Appeal Tribunal: Ms. E reiterated the Institute had no jurisdiction as she had sent the emails as a private citizen. The Appeal Tribunal found the reprimand and the fine reasonable, but the counseling and costs orders were not. The Committee had not sought the counseling order, and the Appeal Tribunal quashed it. The Discipline Tribunal imposed the costs order before it knew the investigation and hearing costs, and it was excessive. The Appeal Tribunal reduced costs by 25 percent (to just under $75,000) and ordered that Ms. E also pay 75 percent of the costs of the appeal, to a maximum of $56,250. Ms. E appealed to the Alberta Court of Appeal.

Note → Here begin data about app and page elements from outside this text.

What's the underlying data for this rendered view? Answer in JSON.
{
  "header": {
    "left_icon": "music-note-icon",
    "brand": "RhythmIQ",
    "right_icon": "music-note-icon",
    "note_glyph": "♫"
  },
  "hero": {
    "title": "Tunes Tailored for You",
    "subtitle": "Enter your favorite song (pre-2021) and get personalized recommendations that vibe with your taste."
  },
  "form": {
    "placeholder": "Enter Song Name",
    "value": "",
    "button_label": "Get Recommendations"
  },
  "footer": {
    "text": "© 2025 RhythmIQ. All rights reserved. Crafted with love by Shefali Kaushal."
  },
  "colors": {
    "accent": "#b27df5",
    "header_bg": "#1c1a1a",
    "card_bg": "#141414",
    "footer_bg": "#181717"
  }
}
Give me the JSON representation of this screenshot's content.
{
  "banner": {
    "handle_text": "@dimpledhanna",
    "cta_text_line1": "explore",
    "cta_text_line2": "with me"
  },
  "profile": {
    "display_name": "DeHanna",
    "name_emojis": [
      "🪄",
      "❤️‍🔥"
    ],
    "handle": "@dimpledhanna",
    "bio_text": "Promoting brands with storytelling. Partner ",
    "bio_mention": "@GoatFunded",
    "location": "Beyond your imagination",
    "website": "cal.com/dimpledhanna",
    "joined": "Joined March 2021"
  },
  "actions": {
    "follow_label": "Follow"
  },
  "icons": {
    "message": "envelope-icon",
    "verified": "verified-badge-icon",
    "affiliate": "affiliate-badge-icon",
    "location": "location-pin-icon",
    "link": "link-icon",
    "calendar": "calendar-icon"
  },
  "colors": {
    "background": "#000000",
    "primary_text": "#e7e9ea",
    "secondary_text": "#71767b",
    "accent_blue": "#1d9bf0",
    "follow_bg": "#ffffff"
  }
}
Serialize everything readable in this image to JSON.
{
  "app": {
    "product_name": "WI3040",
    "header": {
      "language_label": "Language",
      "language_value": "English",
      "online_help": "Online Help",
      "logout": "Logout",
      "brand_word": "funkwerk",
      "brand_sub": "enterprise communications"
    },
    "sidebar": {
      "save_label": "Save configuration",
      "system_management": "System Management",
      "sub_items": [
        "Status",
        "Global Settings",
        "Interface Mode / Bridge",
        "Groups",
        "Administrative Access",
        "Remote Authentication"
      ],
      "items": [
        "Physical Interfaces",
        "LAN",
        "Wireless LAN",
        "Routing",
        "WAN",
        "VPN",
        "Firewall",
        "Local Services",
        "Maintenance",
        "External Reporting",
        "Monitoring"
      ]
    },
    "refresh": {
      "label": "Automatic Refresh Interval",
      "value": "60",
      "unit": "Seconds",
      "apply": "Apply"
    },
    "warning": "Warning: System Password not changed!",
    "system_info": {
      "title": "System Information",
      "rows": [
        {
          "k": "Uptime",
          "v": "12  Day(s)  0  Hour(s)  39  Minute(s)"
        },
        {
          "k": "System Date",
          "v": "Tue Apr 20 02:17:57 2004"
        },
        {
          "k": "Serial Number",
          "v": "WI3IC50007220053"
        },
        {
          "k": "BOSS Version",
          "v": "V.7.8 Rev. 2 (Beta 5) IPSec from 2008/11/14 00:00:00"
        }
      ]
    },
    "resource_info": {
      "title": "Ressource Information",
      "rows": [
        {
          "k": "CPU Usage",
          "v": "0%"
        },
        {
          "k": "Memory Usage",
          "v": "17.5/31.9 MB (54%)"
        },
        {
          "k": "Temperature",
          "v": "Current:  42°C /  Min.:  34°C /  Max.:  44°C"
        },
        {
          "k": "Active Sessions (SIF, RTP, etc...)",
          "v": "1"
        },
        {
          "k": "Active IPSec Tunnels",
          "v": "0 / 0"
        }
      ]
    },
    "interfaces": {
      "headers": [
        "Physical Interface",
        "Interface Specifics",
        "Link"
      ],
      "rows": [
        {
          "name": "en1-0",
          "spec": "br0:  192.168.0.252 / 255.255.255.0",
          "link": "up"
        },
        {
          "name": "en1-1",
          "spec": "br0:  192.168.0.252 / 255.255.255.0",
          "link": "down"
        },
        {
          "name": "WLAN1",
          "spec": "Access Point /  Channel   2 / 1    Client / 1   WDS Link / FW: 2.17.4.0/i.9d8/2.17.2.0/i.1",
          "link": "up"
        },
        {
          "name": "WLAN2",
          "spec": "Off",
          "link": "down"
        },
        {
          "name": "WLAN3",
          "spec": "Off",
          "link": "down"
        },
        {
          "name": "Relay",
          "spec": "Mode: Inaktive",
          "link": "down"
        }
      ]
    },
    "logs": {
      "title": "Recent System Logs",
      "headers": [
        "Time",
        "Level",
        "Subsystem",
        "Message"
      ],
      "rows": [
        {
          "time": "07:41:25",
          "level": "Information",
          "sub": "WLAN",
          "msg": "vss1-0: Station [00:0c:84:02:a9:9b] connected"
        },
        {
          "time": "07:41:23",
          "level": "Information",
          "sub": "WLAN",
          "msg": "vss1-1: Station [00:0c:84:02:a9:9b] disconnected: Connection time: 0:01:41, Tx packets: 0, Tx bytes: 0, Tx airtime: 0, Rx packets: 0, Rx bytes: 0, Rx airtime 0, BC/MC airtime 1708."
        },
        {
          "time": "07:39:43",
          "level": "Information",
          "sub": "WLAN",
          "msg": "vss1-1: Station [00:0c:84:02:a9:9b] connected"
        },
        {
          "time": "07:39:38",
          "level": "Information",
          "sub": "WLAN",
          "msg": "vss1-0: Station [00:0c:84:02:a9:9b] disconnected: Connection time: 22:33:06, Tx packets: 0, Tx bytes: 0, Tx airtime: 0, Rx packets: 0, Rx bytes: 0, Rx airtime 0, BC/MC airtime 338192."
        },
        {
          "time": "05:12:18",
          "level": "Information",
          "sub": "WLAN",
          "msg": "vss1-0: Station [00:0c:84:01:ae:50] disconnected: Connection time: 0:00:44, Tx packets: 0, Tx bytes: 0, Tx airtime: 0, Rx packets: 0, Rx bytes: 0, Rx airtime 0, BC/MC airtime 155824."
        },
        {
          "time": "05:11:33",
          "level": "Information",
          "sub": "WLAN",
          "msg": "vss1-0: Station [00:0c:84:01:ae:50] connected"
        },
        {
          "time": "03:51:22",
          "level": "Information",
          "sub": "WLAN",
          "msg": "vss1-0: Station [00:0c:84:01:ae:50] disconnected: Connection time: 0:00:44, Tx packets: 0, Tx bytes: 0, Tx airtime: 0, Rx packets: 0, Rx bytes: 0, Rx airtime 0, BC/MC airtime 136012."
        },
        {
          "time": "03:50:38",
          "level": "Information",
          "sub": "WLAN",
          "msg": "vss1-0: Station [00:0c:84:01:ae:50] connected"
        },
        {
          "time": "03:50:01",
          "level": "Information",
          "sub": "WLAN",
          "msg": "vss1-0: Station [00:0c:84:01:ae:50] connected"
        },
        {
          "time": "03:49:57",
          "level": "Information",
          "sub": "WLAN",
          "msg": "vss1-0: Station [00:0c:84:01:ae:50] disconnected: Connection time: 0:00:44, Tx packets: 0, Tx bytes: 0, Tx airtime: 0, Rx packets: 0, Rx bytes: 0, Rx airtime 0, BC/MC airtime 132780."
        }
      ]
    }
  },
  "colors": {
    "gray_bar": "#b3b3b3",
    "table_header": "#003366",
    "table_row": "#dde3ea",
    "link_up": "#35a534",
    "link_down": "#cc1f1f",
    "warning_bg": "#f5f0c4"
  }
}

Court of Appeal: The Court of Appeal focused on the private emails as unprofessional conduct, noting that a “charted accountant’s status in the community at large means that his/her conduct will from time to time be the subject of scrutiny and comment… It follows that a chartered accountant must ensure that her conduct is above reproach in the view of reasonable, fair-minded and informed persons.”  The Court of Appeal upheld the decision of the Appeal Tribunal as reasonable. It noted first the lack of any nexus between her insistence that repairs be completed, and her threats to the builder that she would file complaints with certain agencies, i.e., WCB, the utilities commission and Canada Revenue Agency. [26-27] Her conduct was disgraceful in a professional respect, in the sense that it tended to bring disgrace on the profession. [28-30] The court also upheld the finding of unprofessional conduct arising from Ms. E making a “veiled threat” to the management company to engage the Canada Revenue Agency’s special investigations unit. 
While professionals are entitled to express concerns and make complaints in their private lives, they must always be cognizant of how their actions reflect on their profession. The courts upheld a decision here of disgraceful conduct where a professional, identifying herself as such, made threats of frivolous reports to various government agencies, to cause inconvenience. The case also highlights the practical importance to registrants of a focused defence, given that the professional was ultimately responsible for about $75,000 in tribunal costs, and additional appeal costs, reflecting in part her repeated jurisdictional arguments.
Erdmann v. Institute of Chartered Accountants of Alberta, 2013 ABCA 147